Witness to K9 Shooting Dedicates Career to Providing Dog Vests
Palo Alto police K-9 Ilan wears his brand-new bulletproof and stab-proof vest inside Palo Alto City Council Chambers on Tuesday April 13, 2010. Ilan's handler is Palo Alto police Officer Duane Tannock. The vest was given to Ilan by VEST 'N P.D.P., a nonpr
San Jose Mercury News via YellowBrix
April 14, 2010
PALO ALTO – The next time Aris dashes into a building on the heels of a bad guy, he won’t be naked.
Aris and his two fellow Palo Alto police dogs, Amigo and Ilan, were presented Tuesday with bulletproof vests emblazoned with their names. They were the latest beneficiaries of Vest ’N P.D.P., a nonprofit program run by Susie Jean, a Socorro, N.M., woman who has dedicated her career to protecting K-9s since she saw one shot on a television news program eight years ago.
Jean made the trip to Palo Alto City Hall at her own expense to present the vests to the three Palo Alto dogs and one from the police department of the East Bay Regional Park District.
Palo Alto officers said they had coveted the vests for years but couldn’t afford them at retail prices of more than $1,500 each. Last fall, dog-loving police dispatcher Erika Spencer thought to write to Jean, who raises money from donors around the country and buys the vests at a nonprofit discount rate of $700 apiece.
Jean said she has seen a flood of donations in the past year, thanks in part to articles about her in American Profile magazine and the National Enquirer. That allowed her to shorten her waiting list and grant Palo Alto’s request within a few months. Over the years, she has also bought vests for dogs in Castro Valley and Walnut Creek.
On Tuesday afternoon, Aris bounded up to Jean as she stood at the podium in council chambers. As she held out his vest, he jumped up and put his paws on it, then turned and licked the face of his handler, Officer Tony Becker.
“He’s a really smart dog,” Becker said after the ceremony. He told of an incident a year or two ago in which Aris hunted down an attempted murder suspect in a mutual aid operation by Palo Alto police in Menlo Park. A family came home to find their house burglarized, and Aris found the suspect still there, hiding in a closet.
Part of the value of police dogs is that they dash boldly into dangerous situations ahead of their human counterparts, Becker said. But they’re not immune to harm, and dogs are sometimes wounded or killed by criminals determined not to be caught. Becker said he’ll feel better knowing Aris now has armor of his own.
A former salon owner, Jean started looking into canine protective gear after she saw a K-9 fatally shot on a television newscast. She had recently lost her two beloved German shepherds to cancer and decided to do what she could to protect their crime-fighting brethren.
Since then, she has purchased some 500 vests for dogs in 39 states, Jean said.
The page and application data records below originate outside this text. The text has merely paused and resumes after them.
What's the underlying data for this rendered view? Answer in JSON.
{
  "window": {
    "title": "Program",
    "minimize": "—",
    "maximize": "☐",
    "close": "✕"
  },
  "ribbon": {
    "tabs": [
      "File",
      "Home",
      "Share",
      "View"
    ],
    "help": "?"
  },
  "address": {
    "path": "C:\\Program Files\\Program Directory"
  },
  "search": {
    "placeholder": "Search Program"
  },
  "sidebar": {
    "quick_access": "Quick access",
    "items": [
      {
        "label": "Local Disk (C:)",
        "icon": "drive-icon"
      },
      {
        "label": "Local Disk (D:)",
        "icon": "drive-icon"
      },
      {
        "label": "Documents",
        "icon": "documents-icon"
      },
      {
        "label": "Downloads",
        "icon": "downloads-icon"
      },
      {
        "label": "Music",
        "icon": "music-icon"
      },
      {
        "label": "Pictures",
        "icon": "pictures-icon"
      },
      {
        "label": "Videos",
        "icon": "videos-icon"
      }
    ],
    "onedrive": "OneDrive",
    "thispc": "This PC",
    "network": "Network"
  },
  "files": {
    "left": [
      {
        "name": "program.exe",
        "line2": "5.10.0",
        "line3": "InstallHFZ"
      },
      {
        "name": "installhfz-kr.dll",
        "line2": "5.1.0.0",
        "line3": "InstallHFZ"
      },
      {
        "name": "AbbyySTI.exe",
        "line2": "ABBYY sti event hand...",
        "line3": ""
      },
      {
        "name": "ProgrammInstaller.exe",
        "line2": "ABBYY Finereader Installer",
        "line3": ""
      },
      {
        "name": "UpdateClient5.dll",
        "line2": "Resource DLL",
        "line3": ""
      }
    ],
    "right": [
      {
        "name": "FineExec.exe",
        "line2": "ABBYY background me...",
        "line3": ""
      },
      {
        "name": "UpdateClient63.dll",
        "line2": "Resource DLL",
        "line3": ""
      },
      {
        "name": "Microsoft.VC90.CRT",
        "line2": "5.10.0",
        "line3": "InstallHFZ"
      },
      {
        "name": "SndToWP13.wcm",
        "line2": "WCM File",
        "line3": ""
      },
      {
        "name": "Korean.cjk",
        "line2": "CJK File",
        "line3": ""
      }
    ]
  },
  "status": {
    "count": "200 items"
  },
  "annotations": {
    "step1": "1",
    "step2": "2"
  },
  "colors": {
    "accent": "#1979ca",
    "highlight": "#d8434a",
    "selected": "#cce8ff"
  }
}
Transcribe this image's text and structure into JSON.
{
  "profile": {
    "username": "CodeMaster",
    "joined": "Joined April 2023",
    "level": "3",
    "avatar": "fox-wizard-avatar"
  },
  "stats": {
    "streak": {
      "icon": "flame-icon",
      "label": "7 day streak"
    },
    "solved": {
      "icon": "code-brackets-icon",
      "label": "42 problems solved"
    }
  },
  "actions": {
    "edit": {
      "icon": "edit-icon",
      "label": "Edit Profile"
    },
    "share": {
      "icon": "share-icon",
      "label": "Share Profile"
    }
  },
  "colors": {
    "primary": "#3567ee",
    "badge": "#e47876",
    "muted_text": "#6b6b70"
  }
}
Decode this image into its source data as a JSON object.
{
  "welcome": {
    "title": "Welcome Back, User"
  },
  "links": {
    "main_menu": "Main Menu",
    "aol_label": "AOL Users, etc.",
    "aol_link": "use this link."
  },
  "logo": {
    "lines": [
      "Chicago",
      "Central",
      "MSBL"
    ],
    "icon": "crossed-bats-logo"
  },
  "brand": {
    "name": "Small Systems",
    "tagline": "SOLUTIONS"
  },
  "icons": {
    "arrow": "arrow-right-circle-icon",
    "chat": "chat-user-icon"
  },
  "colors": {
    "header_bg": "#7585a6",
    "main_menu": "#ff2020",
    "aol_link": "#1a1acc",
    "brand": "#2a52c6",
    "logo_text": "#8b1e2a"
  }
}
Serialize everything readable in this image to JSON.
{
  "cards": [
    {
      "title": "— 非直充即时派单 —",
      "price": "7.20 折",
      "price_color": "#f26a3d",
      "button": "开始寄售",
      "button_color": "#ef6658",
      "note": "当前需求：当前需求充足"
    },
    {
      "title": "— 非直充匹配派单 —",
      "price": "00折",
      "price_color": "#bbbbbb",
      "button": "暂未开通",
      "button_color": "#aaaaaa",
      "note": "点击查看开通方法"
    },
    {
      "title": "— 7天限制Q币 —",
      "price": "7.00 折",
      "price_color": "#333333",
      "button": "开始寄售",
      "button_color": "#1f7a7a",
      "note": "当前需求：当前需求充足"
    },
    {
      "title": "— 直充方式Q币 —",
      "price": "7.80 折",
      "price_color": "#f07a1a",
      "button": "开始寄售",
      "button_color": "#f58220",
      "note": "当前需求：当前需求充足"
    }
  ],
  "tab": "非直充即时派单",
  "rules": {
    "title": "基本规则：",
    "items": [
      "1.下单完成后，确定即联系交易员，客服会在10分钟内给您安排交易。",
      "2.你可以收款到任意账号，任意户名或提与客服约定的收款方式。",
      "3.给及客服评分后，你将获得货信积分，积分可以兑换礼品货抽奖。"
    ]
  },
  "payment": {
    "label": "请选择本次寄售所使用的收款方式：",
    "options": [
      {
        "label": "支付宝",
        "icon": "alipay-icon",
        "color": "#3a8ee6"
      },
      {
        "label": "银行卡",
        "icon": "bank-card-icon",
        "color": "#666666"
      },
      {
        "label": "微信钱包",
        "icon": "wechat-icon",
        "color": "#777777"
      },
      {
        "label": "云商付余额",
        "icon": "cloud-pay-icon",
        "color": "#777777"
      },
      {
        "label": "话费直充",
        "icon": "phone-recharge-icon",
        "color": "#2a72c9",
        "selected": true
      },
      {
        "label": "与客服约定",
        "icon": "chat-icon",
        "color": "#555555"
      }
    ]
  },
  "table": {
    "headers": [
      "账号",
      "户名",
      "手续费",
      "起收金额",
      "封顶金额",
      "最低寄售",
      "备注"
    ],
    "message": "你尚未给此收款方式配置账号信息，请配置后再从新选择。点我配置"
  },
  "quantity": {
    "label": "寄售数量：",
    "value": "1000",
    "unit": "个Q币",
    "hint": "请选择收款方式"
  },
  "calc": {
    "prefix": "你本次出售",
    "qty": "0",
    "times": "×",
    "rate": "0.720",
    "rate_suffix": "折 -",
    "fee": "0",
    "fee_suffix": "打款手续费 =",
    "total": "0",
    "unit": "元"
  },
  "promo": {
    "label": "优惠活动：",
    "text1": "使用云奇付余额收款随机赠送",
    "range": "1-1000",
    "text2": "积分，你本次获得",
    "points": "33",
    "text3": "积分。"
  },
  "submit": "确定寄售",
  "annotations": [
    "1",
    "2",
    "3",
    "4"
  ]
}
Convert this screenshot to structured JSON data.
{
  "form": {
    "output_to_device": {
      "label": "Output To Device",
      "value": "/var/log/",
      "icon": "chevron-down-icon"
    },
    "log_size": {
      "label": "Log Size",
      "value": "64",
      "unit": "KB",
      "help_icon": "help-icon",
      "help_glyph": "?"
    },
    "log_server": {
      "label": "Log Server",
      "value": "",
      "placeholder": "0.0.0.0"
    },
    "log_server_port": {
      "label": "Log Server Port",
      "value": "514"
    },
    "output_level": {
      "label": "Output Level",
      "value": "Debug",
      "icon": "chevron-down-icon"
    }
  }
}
She couldn’t say exactly how many dogs her vests have saved. But she related a recent anecdote in which a K-9 took a brutal kick to the chest from a 6-foot-7 suspect on the run in the woods of Indiana. A vet later said the blow would likely have been fatal if not for the vest.
No Palo Alto police dog has ever died in the line of duty, said Acting Sgt. Alex Afanasiev, supervisor of the department’s canine unit. He said the vests should help ensure that none does.
New officers sworn in
After the dogs had their day, the Palo Alto Police Department swore in three new human officers at Tuesday’s ceremony at City Hall.
Capt. Mark Venable, head of the patrol division, pinned badges on Paul Burgio, Cynthia Kono and Jeremy Schmidt as friends, family members and fellow Palo Alto officers looked on.
Kono comes to the department after six years with the San Jose Police Department, while Burgio transferred from San Diego. Schmidt recently graduated from the police academy after a previous career as a real estate broker.
The department also promoted a non-sworn member, Karen McAdams, from court liaison to parking manager.